Britain has suffered cuts—in terms of a real-terms fall in wages the UK is second only to Greece—which have eviscerated the NHS and other vital services so that the Red Cross reported of Britain, “We’ve seen people sent home [from hospital] without clothes, some suffer falls and are not found for days, while others are not washed because there is no carer there to help them.”
During the 2010-2015 Conservative/Liberal Democrats government, billions in spending cuts to the NHS were imposed. A further £22 billion, again under the guise of “efficiency savings,” is to be slashed in this parliament to 2020. These cuts are to be implemented through new Sustainability and Transformation Plans being drawn up by health trusts in England, aimed at destroying the NHS and opening the doors to private health care that would be adequate only for the privileged few who can afford large contributions.
Having set the NHS up to fail, the government and the media will inevitably unite to insist that the answer to the present crisis is for the NHS to be made more efficient through the closure of “failing” services and additional privatisation measures.
In these circumstances, the response by Labour leader Jeremy Corbyn is politically criminal.
He demanded that May answer urgent questions on the NHS, as Parliament returns after its recess today, and lay out her plans to “fix” it. He did so while declaring that this crisis was “made in Downing St. by this government—a crisis we warned them about.”
Corbyn’s statements are shot through with hypocrisy. In the first instance, he presents the NHS crisis has having nothing to do with the policies of previous Labour governments led by Tony Blair and Gordon Brown—backed by most of the MPs in his party. Then he makes great play of his role in warning the government.
Rather than offering advice to May and her predecessor Cameron, the millions of health workers who supported Corbyn as Labour leader based on his pledge to end austerity had every right to expect him to fight the government on their behalf. Instead, Corbyn has stood by as every struggle by health workers in opposition to these attacks has been sabotaged by the trade unions and their Labour allies.
Last year, 50,000 junior doctors mounted a wave of unprecedented strikes to protest the government enforcing an inferior contract and as a way of halting the ongoing destruction of the NHS. In March last year, junior doctors accused Corbyn of ignoring their fight, even when it came to the ritual of Prime Minister’s Question Time. Jeremy Corbyn’s official spokesman admitted to the Daily Telegraph that Corbyn had indeed “decided to focus on other issues rather than question the Prime Minister over the strike.”
Corbyn responded by belatedly making a face-saving appearance at a picket line in April, while calling for the government to reach a negotiated settlement with the British Medical Association. His ally Diane Abbott issued a “jam tomorrow” statement to the Guardian August 24, pledging a future Labour government would “rescue the NHS,” by allowing “its budget to grow in line with the economy” and “shift[ing] resources to frontline care” by “bearing down on the costs of the private finance initiative (PFI)” rather than ending privatisation.
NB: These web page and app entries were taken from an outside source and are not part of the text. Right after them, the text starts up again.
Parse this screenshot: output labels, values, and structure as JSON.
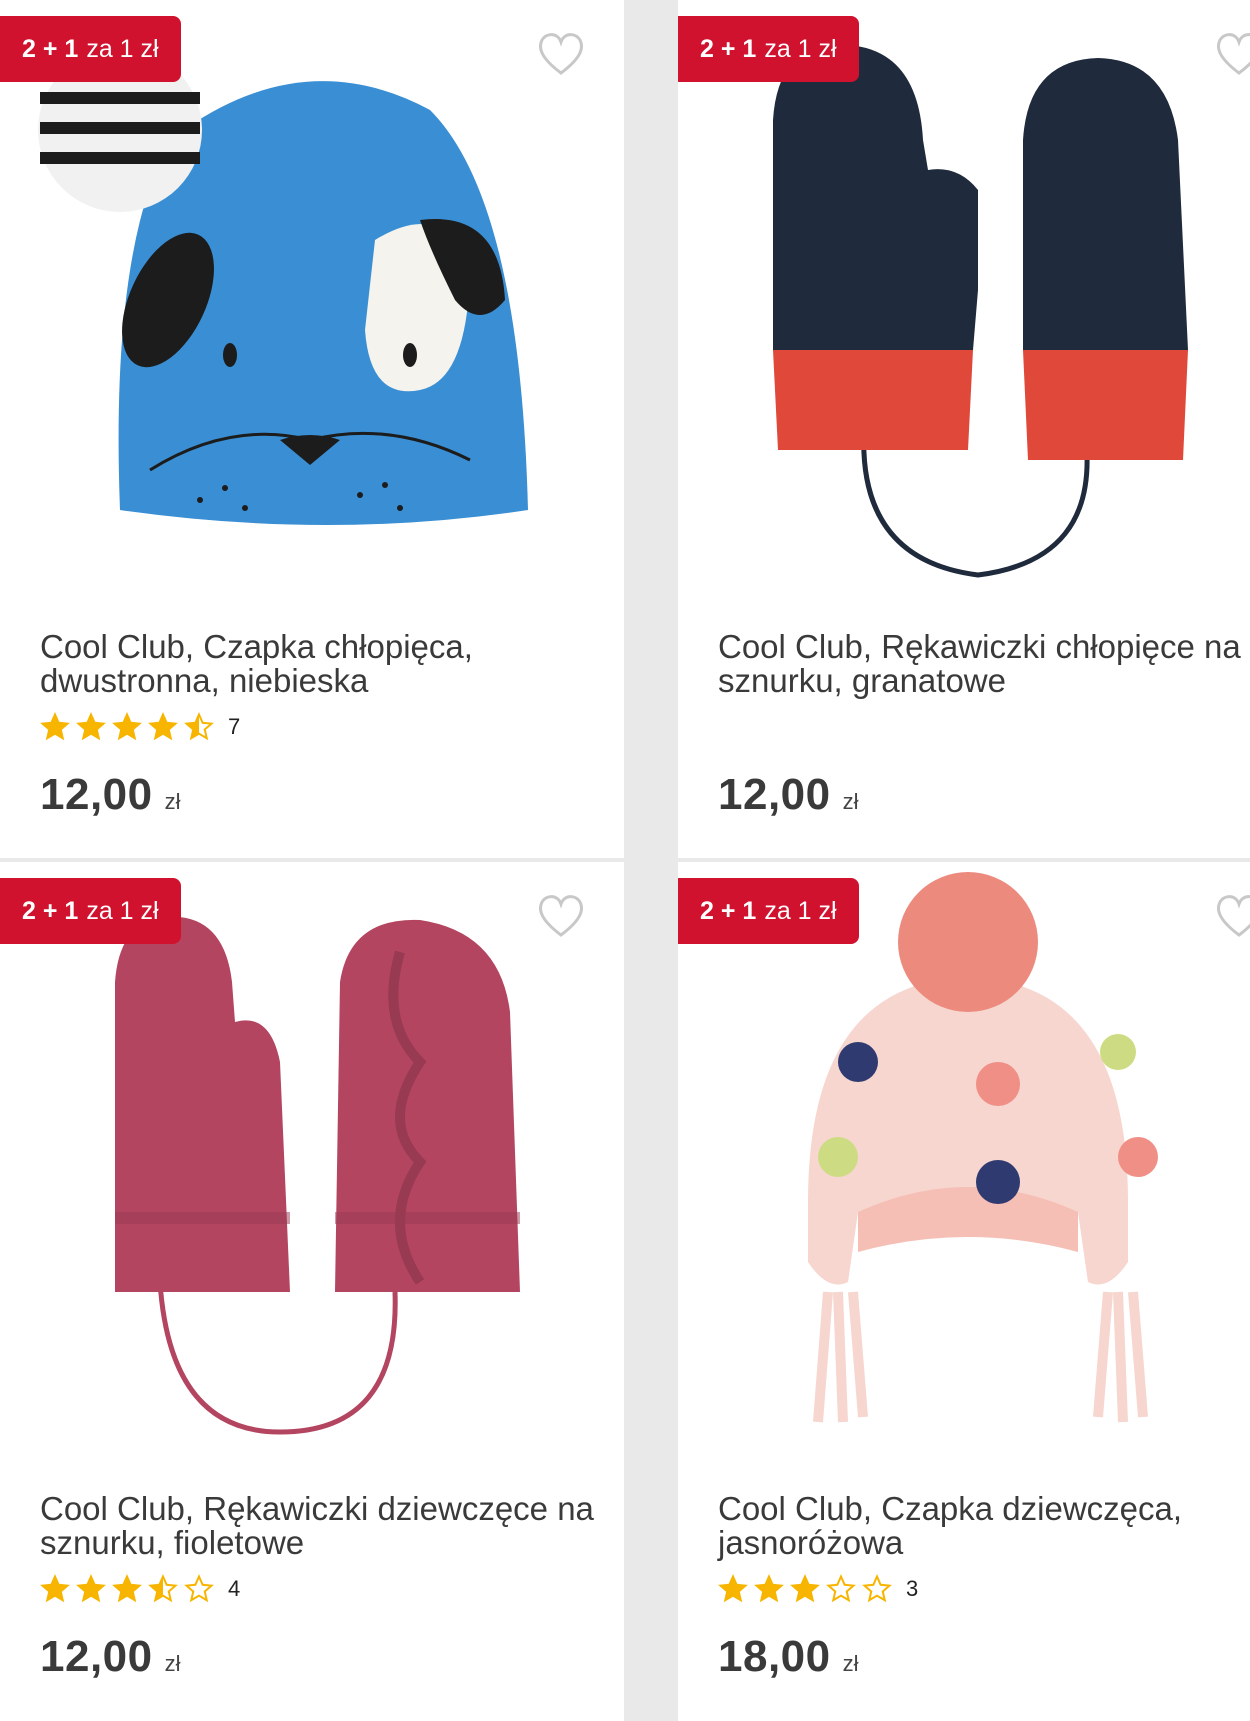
{
  "products": [
    {
      "badge_bold": "2 + 1",
      "badge_rest": "za 1 zł",
      "title": "Cool Club, Czapka chłopięca, dwustronna, niebieska",
      "rating": 4.5,
      "review_count": "7",
      "price": "12,00",
      "currency": "zł",
      "image_icon": "blue-dog-beanie-image"
    },
    {
      "badge_bold": "2 + 1",
      "badge_rest": "za 1 zł",
      "title": "Cool Club, Rękawiczki chłopięce na sznurku, granatowe",
      "rating": null,
      "review_count": "",
      "price": "12,00",
      "currency": "zł",
      "image_icon": "navy-mittens-image"
    },
    {
      "badge_bold": "2 + 1",
      "badge_rest": "za 1 zł",
      "title": "Cool Club, Rękawiczki dziewczęce na sznurku, fioletowe",
      "rating": 3.5,
      "review_count": "4",
      "price": "12,00",
      "currency": "zł",
      "image_icon": "purple-mittens-image"
    },
    {
      "badge_bold": "2 + 1",
      "badge_rest": "za 1 zł",
      "title": "Cool Club, Czapka dziewczęca, jasnoróżowa",
      "rating": 3,
      "review_count": "3",
      "price": "18,00",
      "currency": "zł",
      "image_icon": "pink-pompom-hat-image"
    }
  ],
  "colors": {
    "badge": "#d0122e",
    "star": "#f7b500",
    "heart": "#c8c8c8"
  }
}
The end result was to facilitate the isolation of the dispute by the health unions and the Labour Party and a sell-out by the British Medical Association.
In 2012, the Socialist Equality Party launched the NHS FightBack campaign warning that “the destruction of the National Health Service as a universal and comprehensive service free at the point of delivery” was underway. In order to defend public health care as a social right, not a privilege, the working class must begin to organise a counteroffensive against the government, which must be waged independently of Labour and the trade unions on the basis of a socialist programme.